Records excerpted from a collection:

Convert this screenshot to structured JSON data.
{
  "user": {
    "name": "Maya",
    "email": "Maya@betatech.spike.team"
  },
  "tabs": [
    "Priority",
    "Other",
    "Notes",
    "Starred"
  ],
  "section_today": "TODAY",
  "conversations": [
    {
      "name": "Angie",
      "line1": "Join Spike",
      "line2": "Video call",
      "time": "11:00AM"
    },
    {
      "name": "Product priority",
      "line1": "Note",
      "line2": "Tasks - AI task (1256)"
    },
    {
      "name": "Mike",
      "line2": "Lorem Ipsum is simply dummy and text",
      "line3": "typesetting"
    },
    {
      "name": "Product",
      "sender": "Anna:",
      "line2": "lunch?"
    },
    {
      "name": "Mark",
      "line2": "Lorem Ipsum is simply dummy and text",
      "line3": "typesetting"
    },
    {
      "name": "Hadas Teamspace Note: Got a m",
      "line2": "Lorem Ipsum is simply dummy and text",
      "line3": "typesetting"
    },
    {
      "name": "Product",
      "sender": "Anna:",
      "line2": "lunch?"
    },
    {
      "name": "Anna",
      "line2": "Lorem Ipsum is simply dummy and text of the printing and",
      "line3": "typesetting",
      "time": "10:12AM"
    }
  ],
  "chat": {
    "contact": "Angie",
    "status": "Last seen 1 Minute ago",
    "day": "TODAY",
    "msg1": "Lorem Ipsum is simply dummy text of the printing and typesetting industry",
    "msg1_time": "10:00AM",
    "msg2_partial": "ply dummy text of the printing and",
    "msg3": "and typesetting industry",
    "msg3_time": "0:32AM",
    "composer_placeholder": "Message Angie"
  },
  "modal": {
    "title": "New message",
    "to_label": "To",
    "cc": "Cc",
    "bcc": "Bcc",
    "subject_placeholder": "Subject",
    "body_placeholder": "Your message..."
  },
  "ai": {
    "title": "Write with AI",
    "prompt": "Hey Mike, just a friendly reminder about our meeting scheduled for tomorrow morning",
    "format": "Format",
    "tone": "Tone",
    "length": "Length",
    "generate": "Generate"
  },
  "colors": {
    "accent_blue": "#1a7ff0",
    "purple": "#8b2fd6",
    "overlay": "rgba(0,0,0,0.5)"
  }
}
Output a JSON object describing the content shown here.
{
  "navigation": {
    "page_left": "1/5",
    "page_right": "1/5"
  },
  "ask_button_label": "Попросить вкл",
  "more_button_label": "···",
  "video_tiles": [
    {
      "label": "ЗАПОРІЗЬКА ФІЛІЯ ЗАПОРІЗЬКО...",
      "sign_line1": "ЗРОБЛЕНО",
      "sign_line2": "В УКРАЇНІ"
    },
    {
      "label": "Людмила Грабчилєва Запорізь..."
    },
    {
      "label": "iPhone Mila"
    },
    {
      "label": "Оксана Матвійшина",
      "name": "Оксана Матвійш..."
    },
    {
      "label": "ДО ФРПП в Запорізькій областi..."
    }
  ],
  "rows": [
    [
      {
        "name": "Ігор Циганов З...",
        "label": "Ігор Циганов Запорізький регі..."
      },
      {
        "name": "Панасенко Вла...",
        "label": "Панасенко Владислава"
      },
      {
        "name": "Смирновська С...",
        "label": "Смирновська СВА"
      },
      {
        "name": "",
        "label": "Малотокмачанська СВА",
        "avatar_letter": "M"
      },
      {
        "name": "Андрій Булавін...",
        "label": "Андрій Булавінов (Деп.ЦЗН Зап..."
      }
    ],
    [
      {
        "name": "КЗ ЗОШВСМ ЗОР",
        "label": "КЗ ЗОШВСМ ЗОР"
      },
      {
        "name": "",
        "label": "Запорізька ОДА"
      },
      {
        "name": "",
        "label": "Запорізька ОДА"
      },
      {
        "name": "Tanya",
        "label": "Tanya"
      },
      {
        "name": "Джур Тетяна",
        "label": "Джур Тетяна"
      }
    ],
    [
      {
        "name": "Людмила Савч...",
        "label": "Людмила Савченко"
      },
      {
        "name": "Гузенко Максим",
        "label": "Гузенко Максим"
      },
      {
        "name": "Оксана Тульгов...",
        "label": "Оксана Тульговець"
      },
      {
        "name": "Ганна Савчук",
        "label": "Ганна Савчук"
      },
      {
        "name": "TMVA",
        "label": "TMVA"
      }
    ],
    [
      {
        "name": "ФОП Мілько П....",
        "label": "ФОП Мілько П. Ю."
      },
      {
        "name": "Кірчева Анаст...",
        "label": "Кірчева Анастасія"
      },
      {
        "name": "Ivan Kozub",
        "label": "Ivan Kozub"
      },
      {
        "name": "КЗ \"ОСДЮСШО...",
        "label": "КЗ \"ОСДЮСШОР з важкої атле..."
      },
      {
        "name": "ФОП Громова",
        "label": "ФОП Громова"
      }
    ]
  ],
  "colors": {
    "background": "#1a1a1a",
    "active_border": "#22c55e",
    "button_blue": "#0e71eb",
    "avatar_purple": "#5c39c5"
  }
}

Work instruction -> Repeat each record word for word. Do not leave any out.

Solution for this exercise ->
Convert this screenshot to structured JSON data.
{
  "user": {
    "name": "Maya",
    "email": "Maya@betatech.spike.team"
  },
  "tabs": [
    "Priority",
    "Other",
    "Notes",
    "Starred"
  ],
  "section_today": "TODAY",
  "conversations": [
    {
      "name": "Angie",
      "line1": "Join Spike",
      "line2": "Video call",
      "time": "11:00AM"
    },
    {
      "name": "Product priority",
      "line1": "Note",
      "line2": "Tasks - AI task (1256)"
    },
    {
      "name": "Mike",
      "line2": "Lorem Ipsum is simply dummy and text",
      "line3": "typesetting"
    },
    {
      "name": "Product",
      "sender": "Anna:",
      "line2": "lunch?"
    },
    {
      "name": "Mark",
      "line2": "Lorem Ipsum is simply dummy and text",
      "line3": "typesetting"
    },
    {
      "name": "Hadas Teamspace Note: Got a m",
      "line2": "Lorem Ipsum is simply dummy and text",
      "line3": "typesetting"
    },
    {
      "name": "Product",
      "sender": "Anna:",
      "line2": "lunch?"
    },
    {
      "name": "Anna",
      "line2": "Lorem Ipsum is simply dummy and text of the printing and",
      "line3": "typesetting",
      "time": "10:12AM"
    }
  ],
  "chat": {
    "contact": "Angie",
    "status": "Last seen 1 Minute ago",
    "day": "TODAY",
    "msg1": "Lorem Ipsum is simply dummy text of the printing and typesetting industry",
    "msg1_time": "10:00AM",
    "msg2_partial": "ply dummy text of the printing and",
    "msg3": "and typesetting industry",
    "msg3_time": "0:32AM",
    "composer_placeholder": "Message Angie"
  },
  "modal": {
    "title": "New message",
    "to_label": "To",
    "cc": "Cc",
    "bcc": "Bcc",
    "subject_placeholder": "Subject",
    "body_placeholder": "Your message..."
  },
  "ai": {
    "title": "Write with AI",
    "prompt": "Hey Mike, just a friendly reminder about our meeting scheduled for tomorrow morning",
    "format": "Format",
    "tone": "Tone",
    "length": "Length",
    "generate": "Generate"
  },
  "colors": {
    "accent_blue": "#1a7ff0",
    "purple": "#8b2fd6",
    "overlay": "rgba(0,0,0,0.5)"
  }
}
Output a JSON object describing the content shown here.
{
  "navigation": {
    "page_left": "1/5",
    "page_right": "1/5"
  },
  "ask_button_label": "Попросить вкл",
  "more_button_label": "···",
  "video_tiles": [
    {
      "label": "ЗАПОРІЗЬКА ФІЛІЯ ЗАПОРІЗЬКО...",
      "sign_line1": "ЗРОБЛЕНО",
      "sign_line2": "В УКРАЇНІ"
    },
    {
      "label": "Людмила Грабчилєва Запорізь..."
    },
    {
      "label": "iPhone Mila"
    },
    {
      "label": "Оксана Матвійшина",
      "name": "Оксана Матвійш..."
    },
    {
      "label": "ДО ФРПП в Запорізькій областi..."
    }
  ],
  "rows": [
    [
      {
        "name": "Ігор Циганов З...",
        "label": "Ігор Циганов Запорізький регі..."
      },
      {
        "name": "Панасенко Вла...",
        "label": "Панасенко Владислава"
      },
      {
        "name": "Смирновська С...",
        "label": "Смирновська СВА"
      },
      {
        "name": "",
        "label": "Малотокмачанська СВА",
        "avatar_letter": "M"
      },
      {
        "name": "Андрій Булавін...",
        "label": "Андрій Булавінов (Деп.ЦЗН Зап..."
      }
    ],
    [
      {
        "name": "КЗ ЗОШВСМ ЗОР",
        "label": "КЗ ЗОШВСМ ЗОР"
      },
      {
        "name": "",
        "label": "Запорізька ОДА"
      },
      {
        "name": "",
        "label": "Запорізька ОДА"
      },
      {
        "name": "Tanya",
        "label": "Tanya"
      },
      {
        "name": "Джур Тетяна",
        "label": "Джур Тетяна"
      }
    ],
    [
      {
        "name": "Людмила Савч...",
        "label": "Людмила Савченко"
      },
      {
        "name": "Гузенко Максим",
        "label": "Гузенко Максим"
      },
      {
        "name": "Оксана Тульгов...",
        "label": "Оксана Тульговець"
      },
      {
        "name": "Ганна Савчук",
        "label": "Ганна Савчук"
      },
      {
        "name": "TMVA",
        "label": "TMVA"
      }
    ],
    [
      {
        "name": "ФОП Мілько П....",
        "label": "ФОП Мілько П. Ю."
      },
      {
        "name": "Кірчева Анаст...",
        "label": "Кірчева Анастасія"
      },
      {
        "name": "Ivan Kozub",
        "label": "Ivan Kozub"
      },
      {
        "name": "КЗ \"ОСДЮСШО...",
        "label": "КЗ \"ОСДЮСШОР з важкої атле..."
      },
      {
        "name": "ФОП Громова",
        "label": "ФОП Громова"
      }
    ]
  ],
  "colors": {
    "background": "#1a1a1a",
    "active_border": "#22c55e",
    "button_blue": "#0e71eb",
    "avatar_purple": "#5c39c5"
  }
}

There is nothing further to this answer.